Absolute ceiling refers to flying machines, and not biological fliers. There is no absolute ceiling for literally any bird either, and even if there were, it would be quite low, measured in a couple hundred meters at most, for nearly every bird. Even birds that utilize thermal updrafts to climb hardly compare to airplanes.
There are three reasons for this: firstly, the amount of power that any animal can produce is vastly less than the amount of power any man-made engine can produce. Second, they all need to breathe oxygen, and above altitudes of around 5,000 meters above sea level, any animal is going to start having a lot of trouble surviving, even with many generations of evolution helping them along. Third, because there's less air at these altitudes, any winged creatures would have to work harder to keep flying, so the combination of a lack of oxygen to work your metabolism, plus the lack of air to push against would be severely limiting at these kinds of altitudes.

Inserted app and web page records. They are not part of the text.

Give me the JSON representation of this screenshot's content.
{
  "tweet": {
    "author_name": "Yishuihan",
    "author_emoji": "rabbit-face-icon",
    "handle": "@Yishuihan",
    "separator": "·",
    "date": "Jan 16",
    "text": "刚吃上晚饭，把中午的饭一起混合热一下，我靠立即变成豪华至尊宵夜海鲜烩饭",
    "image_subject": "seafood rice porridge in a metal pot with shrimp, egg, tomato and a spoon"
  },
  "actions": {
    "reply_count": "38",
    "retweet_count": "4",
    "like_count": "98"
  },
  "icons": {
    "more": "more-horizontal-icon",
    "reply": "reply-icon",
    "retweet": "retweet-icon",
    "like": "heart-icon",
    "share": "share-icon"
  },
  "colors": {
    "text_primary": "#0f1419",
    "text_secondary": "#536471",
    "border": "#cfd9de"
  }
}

So... this is kind of a non-question, and the answer is "about 5,000 meters, tops, but they're just not strong enough to reach that altitude anyway". Most of the time, they'd never exceed 300 meters above ground, just like pigeons.